THE TASK: Please check every line of the listing for "УСТАНОВЛЕНО" and copy each line where it is found.

====

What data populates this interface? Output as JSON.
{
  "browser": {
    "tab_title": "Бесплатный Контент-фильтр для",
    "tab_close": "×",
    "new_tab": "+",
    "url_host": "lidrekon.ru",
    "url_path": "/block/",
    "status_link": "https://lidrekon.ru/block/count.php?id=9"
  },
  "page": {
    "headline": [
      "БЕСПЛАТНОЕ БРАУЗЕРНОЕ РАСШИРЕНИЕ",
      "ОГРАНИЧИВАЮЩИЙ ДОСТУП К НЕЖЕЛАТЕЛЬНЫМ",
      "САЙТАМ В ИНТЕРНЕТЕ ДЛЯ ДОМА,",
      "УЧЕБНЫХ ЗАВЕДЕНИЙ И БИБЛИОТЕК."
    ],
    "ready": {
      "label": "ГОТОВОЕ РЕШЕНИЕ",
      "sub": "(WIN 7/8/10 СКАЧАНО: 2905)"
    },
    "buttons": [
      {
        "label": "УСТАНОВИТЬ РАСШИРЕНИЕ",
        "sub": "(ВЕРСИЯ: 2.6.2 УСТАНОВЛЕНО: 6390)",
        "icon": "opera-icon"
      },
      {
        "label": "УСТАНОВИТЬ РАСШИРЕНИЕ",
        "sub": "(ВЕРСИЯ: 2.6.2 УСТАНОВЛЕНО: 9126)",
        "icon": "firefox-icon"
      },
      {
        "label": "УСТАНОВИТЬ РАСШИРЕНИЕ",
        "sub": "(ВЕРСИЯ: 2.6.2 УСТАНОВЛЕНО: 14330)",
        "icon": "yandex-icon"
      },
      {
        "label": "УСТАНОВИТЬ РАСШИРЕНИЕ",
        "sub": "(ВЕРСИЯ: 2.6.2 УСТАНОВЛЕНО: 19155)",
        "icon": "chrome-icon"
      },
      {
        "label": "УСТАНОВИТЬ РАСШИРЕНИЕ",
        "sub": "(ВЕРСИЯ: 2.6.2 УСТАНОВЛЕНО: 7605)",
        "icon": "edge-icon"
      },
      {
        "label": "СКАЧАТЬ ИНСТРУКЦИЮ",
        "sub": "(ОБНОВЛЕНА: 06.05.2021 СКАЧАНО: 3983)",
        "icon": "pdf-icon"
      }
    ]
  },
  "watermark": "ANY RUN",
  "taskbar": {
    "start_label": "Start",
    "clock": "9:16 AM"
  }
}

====

ANSWER BOX:
        "sub": "(ВЕРСИЯ: 2.6.2 УСТАНОВЛЕНО: 6390)",
        "sub": "(ВЕРСИЯ: 2.6.2 УСТАНОВЛЕНО: 9126)",
        "sub": "(ВЕРСИЯ: 2.6.2 УСТАНОВЛЕНО: 14330)",
        "sub": "(ВЕРСИЯ: 2.6.2 УСТАНОВЛЕНО: 19155)",
        "sub": "(ВЕРСИЯ: 2.6.2 УСТАНОВЛЕНО: 7605)",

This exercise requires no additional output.